“[Parents] should be informed (preferably in writing at the close of the representation) of their need to promptly request a modification of the UCSO if the children’s expected high school attendance dates change from what is indicated in the original UCSO,” writes Catchick.


“A parent can only be ordered to provide health care insurance for the children if the cost of that health care insurance coverage does not exceed 5% of the parent’s total gross income,” according to Catchick’s review of the Michigan Uniform Child Support Order changes.

Deviation Addendum to Uniform Child Support Order

Another important change to the Uniform Child Support Order paperwork is the addition of a Deviation Addendum that allows accounting for any variations to the standard Michigan Child Support Formula. The paperwork allows for the documentation what would have been paid, deviations, the value of property awarded in lieu of support and the reasons why a standard application of the formula would be unjust.

Catchick details certain deviations to the standard formula may be warranted for:

  1. A child with special needs;
  2. A child with extraordinary educational expenses;
  3. One or both of the parents is a minor;
  4. A parent makes payments to a bankruptcy plan;
  5. Cases where the court has ordered a party, on an interim pre-judgment basis, to pay other household expenses, such as the mortgage and utility bills;
  6. The Court awards property in lieu of child support;
  7. A parent is incarcerated, with no assets;
  8. A parent provides a substantial amount of a child’s day time care, and directly contributes toward a significantly greater share of the child costs than those reflected by the Formula’s use of “number of overnights”;
  9. A parent receives bonus income in varying amounts, or at irregular intervals.
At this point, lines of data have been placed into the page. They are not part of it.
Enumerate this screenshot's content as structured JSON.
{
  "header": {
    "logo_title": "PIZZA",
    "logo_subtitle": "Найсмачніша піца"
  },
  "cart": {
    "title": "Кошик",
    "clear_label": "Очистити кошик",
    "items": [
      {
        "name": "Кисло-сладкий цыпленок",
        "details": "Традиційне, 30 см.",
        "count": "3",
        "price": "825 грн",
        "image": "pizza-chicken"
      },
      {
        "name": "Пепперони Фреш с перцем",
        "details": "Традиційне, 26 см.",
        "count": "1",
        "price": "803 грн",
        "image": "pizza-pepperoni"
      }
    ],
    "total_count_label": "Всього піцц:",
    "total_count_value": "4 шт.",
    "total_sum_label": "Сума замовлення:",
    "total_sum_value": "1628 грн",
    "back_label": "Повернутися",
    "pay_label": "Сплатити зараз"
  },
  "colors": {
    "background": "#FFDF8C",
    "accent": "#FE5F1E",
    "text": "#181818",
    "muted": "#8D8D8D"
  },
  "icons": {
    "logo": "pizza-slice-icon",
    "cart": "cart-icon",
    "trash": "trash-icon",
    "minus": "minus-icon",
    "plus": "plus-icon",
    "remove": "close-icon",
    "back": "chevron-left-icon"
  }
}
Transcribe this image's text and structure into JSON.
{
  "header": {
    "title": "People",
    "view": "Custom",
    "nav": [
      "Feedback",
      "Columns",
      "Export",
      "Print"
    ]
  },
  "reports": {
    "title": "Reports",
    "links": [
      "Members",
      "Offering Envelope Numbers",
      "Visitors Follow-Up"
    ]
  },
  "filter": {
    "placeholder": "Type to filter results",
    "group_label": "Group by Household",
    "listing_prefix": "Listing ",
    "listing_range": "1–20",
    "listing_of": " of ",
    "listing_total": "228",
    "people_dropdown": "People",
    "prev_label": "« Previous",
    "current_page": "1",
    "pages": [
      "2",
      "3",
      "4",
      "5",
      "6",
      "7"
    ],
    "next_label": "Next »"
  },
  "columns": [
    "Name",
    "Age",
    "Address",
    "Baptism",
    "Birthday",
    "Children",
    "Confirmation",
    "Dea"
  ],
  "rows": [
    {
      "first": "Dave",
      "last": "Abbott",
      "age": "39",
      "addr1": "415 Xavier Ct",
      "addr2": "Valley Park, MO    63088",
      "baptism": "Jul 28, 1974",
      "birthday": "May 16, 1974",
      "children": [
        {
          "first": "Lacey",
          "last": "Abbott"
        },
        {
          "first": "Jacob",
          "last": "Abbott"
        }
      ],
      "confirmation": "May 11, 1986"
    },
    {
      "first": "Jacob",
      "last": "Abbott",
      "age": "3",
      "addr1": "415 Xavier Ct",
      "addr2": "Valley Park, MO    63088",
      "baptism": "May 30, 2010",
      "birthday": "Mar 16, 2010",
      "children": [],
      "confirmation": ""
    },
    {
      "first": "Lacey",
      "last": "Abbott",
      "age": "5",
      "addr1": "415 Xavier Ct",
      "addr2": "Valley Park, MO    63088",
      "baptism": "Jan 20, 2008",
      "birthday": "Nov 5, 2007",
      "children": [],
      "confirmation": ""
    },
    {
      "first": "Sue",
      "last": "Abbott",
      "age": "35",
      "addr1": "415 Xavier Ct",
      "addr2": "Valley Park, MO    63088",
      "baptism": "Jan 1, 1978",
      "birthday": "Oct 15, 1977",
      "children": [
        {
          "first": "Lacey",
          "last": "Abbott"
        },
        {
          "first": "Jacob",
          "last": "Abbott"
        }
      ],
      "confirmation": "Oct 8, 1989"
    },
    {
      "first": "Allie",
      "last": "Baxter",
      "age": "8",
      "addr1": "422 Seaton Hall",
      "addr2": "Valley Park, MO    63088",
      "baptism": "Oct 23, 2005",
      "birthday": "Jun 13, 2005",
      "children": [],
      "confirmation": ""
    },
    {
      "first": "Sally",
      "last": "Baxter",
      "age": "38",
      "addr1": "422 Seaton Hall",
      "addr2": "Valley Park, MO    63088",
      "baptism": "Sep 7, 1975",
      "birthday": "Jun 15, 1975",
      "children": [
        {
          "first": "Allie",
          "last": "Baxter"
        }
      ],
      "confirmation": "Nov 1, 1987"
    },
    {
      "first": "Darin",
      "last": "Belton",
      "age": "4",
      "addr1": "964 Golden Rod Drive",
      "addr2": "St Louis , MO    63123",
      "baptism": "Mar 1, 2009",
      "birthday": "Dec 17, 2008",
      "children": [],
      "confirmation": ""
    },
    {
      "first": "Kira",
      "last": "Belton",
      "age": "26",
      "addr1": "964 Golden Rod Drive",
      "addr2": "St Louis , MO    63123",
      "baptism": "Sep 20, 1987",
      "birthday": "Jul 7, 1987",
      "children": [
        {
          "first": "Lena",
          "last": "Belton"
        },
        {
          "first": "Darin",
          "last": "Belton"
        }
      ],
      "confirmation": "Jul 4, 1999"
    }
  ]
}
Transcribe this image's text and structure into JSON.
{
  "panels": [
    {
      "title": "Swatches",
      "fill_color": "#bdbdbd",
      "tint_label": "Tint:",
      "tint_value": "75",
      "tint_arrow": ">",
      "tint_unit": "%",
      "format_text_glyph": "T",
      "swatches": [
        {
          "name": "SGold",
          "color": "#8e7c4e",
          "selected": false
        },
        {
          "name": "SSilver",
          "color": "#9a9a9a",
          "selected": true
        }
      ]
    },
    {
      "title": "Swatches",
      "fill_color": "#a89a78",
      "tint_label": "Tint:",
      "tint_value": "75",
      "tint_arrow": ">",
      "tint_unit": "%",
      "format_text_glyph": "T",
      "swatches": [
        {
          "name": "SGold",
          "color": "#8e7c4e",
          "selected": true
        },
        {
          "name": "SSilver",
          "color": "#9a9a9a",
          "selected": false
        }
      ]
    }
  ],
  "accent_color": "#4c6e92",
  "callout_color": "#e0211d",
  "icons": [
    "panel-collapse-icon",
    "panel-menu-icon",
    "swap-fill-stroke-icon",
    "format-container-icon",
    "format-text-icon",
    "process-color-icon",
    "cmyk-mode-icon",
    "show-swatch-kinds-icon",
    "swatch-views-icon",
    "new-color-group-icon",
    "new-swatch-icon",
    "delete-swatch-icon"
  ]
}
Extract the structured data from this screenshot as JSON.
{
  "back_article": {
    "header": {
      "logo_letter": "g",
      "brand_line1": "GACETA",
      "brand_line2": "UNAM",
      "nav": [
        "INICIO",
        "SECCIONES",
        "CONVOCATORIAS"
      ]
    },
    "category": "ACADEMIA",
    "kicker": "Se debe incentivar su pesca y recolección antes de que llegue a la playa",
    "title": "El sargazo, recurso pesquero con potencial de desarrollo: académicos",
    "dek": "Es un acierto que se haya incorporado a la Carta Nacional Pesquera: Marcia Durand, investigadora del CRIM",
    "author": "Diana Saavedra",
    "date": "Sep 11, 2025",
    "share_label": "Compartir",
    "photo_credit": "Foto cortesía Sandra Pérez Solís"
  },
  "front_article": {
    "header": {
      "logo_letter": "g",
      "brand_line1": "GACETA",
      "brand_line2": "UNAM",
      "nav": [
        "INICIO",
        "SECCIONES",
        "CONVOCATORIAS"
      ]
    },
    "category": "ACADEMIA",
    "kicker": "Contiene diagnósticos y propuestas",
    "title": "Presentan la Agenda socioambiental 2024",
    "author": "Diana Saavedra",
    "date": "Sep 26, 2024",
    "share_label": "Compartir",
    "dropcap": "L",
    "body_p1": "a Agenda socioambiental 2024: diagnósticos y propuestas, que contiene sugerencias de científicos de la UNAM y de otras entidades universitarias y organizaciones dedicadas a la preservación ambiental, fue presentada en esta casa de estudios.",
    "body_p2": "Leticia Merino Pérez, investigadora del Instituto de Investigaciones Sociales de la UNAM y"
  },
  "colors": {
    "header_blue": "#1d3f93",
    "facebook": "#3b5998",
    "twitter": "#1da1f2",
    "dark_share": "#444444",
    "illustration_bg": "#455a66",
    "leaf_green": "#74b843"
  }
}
The list is not exhaustive—the final factor is: “any other factor the court deems relevant to the best interests of a child.” See MCSFM 1.04(E)(21).

White Lake Child Support Attorney

In addition to her 20+ years practicing in Southeastern Michigan, Washtenaw County Child Support Attorney Kathryn Wayne-Spindler regularly attends seminars regarding the latest updates in Michigan Family Law. She offers free phone or in-person consultations to anyone with legal questions. Contact her Milford, Michigan office at 248-685-8888. The Law Office of Kathryn Wayne-Spindler serves clients throughout Southeastern Michigan including Oakland, Washtenaw, Wayne, Genesee and Livingston counties. The experienced attorneys handle cases in Milford, Highland, Hartland, White Lake, Wixom, South Lyon, New Hudson, Holly, Grand Blanc and many other local communities.